Task to carry out - Please output the entries below exactly as they are.
Segment Start: Material supplied
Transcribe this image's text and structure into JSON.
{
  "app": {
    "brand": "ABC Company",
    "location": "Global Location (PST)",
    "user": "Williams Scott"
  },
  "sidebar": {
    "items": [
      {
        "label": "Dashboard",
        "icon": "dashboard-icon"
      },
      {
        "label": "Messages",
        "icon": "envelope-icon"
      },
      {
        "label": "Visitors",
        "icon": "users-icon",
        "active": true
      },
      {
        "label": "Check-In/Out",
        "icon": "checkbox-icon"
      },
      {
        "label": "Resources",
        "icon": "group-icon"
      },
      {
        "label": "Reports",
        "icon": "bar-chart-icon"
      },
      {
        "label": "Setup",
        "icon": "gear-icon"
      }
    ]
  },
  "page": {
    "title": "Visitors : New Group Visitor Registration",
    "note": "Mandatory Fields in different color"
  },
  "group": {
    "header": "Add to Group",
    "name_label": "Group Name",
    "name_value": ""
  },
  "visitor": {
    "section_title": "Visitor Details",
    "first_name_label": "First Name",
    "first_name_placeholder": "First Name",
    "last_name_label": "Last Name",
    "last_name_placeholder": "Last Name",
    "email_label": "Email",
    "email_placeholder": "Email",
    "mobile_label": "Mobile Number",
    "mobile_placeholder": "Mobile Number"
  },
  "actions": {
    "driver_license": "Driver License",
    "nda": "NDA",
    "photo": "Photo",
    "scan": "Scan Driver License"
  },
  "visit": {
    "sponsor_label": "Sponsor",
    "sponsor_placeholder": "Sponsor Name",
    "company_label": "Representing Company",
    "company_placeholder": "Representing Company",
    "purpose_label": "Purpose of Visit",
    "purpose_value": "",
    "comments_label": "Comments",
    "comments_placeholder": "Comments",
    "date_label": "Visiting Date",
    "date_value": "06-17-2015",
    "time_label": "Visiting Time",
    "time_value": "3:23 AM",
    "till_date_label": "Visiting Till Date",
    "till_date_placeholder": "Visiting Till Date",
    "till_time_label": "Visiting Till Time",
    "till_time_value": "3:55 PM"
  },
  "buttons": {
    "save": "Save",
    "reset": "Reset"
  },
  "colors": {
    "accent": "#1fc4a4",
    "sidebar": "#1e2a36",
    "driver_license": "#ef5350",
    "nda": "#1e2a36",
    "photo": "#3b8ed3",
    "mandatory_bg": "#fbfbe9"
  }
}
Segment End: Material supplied
Worked solution -
Transcribe this image's text and structure into JSON.
{
  "app": {
    "brand": "ABC Company",
    "location": "Global Location (PST)",
    "user": "Williams Scott"
  },
  "sidebar": {
    "items": [
      {
        "label": "Dashboard",
        "icon": "dashboard-icon"
      },
      {
        "label": "Messages",
        "icon": "envelope-icon"
      },
      {
        "label": "Visitors",
        "icon": "users-icon",
        "active": true
      },
      {
        "label": "Check-In/Out",
        "icon": "checkbox-icon"
      },
      {
        "label": "Resources",
        "icon": "group-icon"
      },
      {
        "label": "Reports",
        "icon": "bar-chart-icon"
      },
      {
        "label": "Setup",
        "icon": "gear-icon"
      }
    ]
  },
  "page": {
    "title": "Visitors : New Group Visitor Registration",
    "note": "Mandatory Fields in different color"
  },
  "group": {
    "header": "Add to Group",
    "name_label": "Group Name",
    "name_value": ""
  },
  "visitor": {
    "section_title": "Visitor Details",
    "first_name_label": "First Name",
    "first_name_placeholder": "First Name",
    "last_name_label": "Last Name",
    "last_name_placeholder": "Last Name",
    "email_label": "Email",
    "email_placeholder": "Email",
    "mobile_label": "Mobile Number",
    "mobile_placeholder": "Mobile Number"
  },
  "actions": {
    "driver_license": "Driver License",
    "nda": "NDA",
    "photo": "Photo",
    "scan": "Scan Driver License"
  },
  "visit": {
    "sponsor_label": "Sponsor",
    "sponsor_placeholder": "Sponsor Name",
    "company_label": "Representing Company",
    "company_placeholder": "Representing Company",
    "purpose_label": "Purpose of Visit",
    "purpose_value": "",
    "comments_label": "Comments",
    "comments_placeholder": "Comments",
    "date_label": "Visiting Date",
    "date_value": "06-17-2015",
    "time_label": "Visiting Time",
    "time_value": "3:23 AM",
    "till_date_label": "Visiting Till Date",
    "till_date_placeholder": "Visiting Till Date",
    "till_time_label": "Visiting Till Time",
    "till_time_value": "3:55 PM"
  },
  "buttons": {
    "save": "Save",
    "reset": "Reset"
  },
  "colors": {
    "accent": "#1fc4a4",
    "sidebar": "#1e2a36",
    "driver_license": "#ef5350",
    "nda": "#1e2a36",
    "photo": "#3b8ed3",
    "mandatory_bg": "#fbfbe9"
  }
}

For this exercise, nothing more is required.